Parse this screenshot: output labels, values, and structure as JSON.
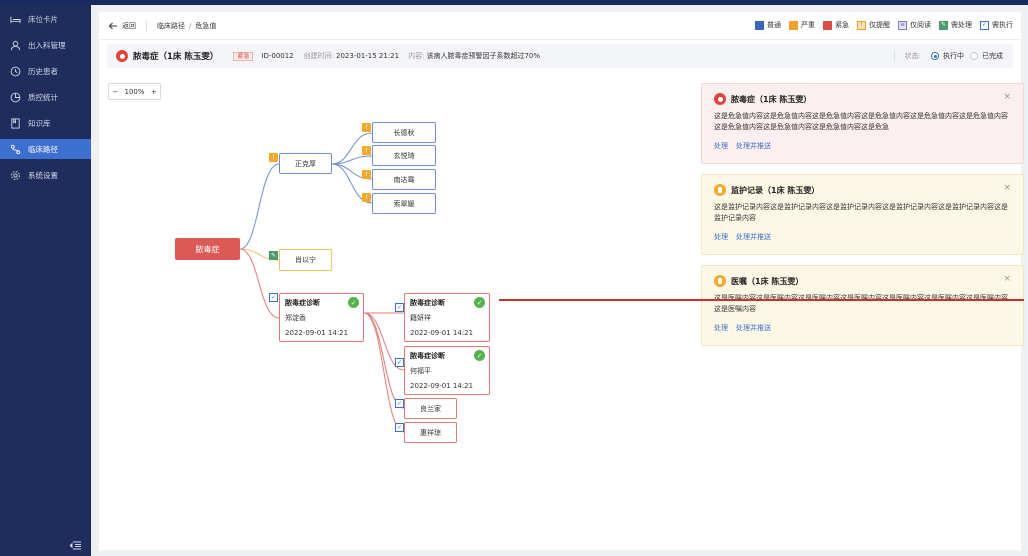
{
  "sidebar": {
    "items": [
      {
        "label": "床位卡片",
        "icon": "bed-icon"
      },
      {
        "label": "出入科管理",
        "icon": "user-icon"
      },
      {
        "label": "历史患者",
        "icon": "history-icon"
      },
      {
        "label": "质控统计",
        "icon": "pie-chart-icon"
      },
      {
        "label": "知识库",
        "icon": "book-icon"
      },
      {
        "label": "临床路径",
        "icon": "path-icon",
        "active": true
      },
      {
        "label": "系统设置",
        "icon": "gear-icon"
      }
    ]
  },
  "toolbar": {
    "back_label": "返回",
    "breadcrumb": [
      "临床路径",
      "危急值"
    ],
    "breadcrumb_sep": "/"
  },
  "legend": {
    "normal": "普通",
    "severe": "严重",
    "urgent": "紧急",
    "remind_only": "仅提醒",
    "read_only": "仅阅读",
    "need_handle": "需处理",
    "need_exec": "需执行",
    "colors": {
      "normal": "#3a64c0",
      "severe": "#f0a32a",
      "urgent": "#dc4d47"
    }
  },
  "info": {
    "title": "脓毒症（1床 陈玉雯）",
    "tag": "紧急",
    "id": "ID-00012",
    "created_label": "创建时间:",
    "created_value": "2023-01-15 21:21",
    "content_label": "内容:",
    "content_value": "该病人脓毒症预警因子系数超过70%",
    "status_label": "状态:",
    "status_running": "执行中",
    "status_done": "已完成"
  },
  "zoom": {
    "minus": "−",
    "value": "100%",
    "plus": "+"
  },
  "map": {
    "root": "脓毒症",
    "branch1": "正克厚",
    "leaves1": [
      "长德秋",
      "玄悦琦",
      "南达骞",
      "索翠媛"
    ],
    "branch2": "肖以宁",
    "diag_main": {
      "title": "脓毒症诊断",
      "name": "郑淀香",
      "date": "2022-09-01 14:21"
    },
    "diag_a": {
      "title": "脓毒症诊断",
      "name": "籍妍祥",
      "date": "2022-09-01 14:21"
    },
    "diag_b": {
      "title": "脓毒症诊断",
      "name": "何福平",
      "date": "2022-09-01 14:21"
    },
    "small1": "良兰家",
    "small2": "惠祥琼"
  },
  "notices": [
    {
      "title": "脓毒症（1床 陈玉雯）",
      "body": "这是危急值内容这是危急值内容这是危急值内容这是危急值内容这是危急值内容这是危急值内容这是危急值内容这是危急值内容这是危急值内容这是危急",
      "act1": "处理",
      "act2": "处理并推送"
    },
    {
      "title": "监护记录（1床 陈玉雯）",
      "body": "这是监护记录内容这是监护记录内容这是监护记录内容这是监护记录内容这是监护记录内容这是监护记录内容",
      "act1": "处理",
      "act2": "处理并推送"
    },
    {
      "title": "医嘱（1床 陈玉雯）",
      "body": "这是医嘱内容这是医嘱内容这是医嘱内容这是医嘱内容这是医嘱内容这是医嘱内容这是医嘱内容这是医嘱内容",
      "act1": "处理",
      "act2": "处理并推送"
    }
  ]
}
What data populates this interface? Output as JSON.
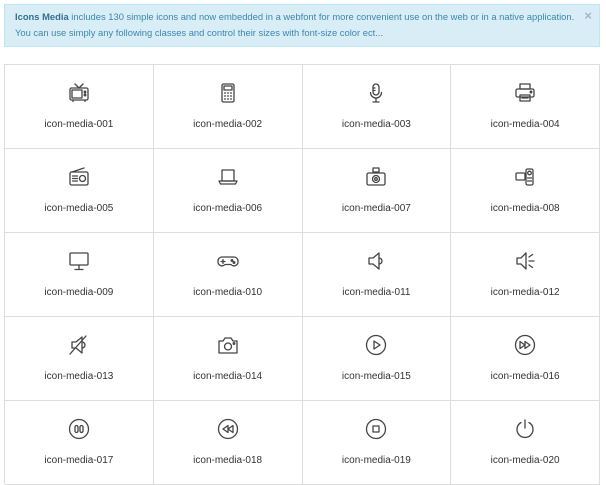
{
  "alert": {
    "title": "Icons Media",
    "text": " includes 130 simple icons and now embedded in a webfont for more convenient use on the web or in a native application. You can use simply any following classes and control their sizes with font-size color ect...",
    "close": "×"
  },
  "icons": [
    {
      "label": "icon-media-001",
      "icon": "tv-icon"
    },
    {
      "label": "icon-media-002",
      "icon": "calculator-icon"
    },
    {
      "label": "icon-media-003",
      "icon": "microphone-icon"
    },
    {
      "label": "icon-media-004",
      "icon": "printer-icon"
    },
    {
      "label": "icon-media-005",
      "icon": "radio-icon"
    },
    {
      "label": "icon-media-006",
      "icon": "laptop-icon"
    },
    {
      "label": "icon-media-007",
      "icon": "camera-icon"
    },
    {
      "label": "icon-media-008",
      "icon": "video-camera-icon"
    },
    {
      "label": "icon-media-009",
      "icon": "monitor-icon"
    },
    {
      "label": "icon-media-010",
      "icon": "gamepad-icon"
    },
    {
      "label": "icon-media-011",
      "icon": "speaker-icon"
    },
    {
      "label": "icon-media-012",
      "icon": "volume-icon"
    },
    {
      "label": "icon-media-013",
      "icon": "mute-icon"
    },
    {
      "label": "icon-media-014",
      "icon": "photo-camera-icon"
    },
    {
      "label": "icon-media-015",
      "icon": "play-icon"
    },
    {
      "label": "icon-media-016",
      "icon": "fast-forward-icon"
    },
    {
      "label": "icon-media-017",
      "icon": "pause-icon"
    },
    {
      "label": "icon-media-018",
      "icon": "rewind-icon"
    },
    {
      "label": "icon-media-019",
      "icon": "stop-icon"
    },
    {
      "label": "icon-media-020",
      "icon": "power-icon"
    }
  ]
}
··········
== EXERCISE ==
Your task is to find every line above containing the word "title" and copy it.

== SOLVED PROBLEM ==
    "title": "脓毒症（1床 陈玉雯）",
      "title": "脓毒症诊断",
      "title": "脓毒症诊断",
      "title": "脓毒症诊断",
      "title": "脓毒症（1床 陈玉雯）",
      "title": "监护记录（1床 陈玉雯）",
      "title": "医嘱（1床 陈玉雯）",
    "title": "Icons Media",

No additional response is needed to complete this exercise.